--- Work to be completed ---
Only an exact repetition of every entry counts as the answer.

┄┄┄┄┄┄

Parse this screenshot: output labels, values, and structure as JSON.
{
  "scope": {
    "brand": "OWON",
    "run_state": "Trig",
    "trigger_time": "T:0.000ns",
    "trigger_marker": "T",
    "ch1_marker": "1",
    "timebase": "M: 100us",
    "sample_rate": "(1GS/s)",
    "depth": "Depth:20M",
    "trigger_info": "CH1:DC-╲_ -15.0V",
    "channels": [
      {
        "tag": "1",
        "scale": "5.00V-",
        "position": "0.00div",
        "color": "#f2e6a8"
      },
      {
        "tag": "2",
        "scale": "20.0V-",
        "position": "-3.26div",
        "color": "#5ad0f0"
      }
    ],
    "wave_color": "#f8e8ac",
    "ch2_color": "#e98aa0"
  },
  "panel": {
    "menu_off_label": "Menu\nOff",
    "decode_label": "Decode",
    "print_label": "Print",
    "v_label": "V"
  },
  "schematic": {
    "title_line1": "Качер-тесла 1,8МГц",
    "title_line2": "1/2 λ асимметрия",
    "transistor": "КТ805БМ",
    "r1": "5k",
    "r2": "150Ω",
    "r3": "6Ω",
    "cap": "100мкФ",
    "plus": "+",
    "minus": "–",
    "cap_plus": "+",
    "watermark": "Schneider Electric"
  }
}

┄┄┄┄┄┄

--- Result ---
Parse this screenshot: output labels, values, and structure as JSON.
{
  "scope": {
    "brand": "OWON",
    "run_state": "Trig",
    "trigger_time": "T:0.000ns",
    "trigger_marker": "T",
    "ch1_marker": "1",
    "timebase": "M: 100us",
    "sample_rate": "(1GS/s)",
    "depth": "Depth:20M",
    "trigger_info": "CH1:DC-╲_ -15.0V",
    "channels": [
      {
        "tag": "1",
        "scale": "5.00V-",
        "position": "0.00div",
        "color": "#f2e6a8"
      },
      {
        "tag": "2",
        "scale": "20.0V-",
        "position": "-3.26div",
        "color": "#5ad0f0"
      }
    ],
    "wave_color": "#f8e8ac",
    "ch2_color": "#e98aa0"
  },
  "panel": {
    "menu_off_label": "Menu\nOff",
    "decode_label": "Decode",
    "print_label": "Print",
    "v_label": "V"
  },
  "schematic": {
    "title_line1": "Качер-тесла 1,8МГц",
    "title_line2": "1/2 λ асимметрия",
    "transistor": "КТ805БМ",
    "r1": "5k",
    "r2": "150Ω",
    "r3": "6Ω",
    "cap": "100мкФ",
    "plus": "+",
    "minus": "–",
    "cap_plus": "+",
    "watermark": "Schneider Electric"
  }
}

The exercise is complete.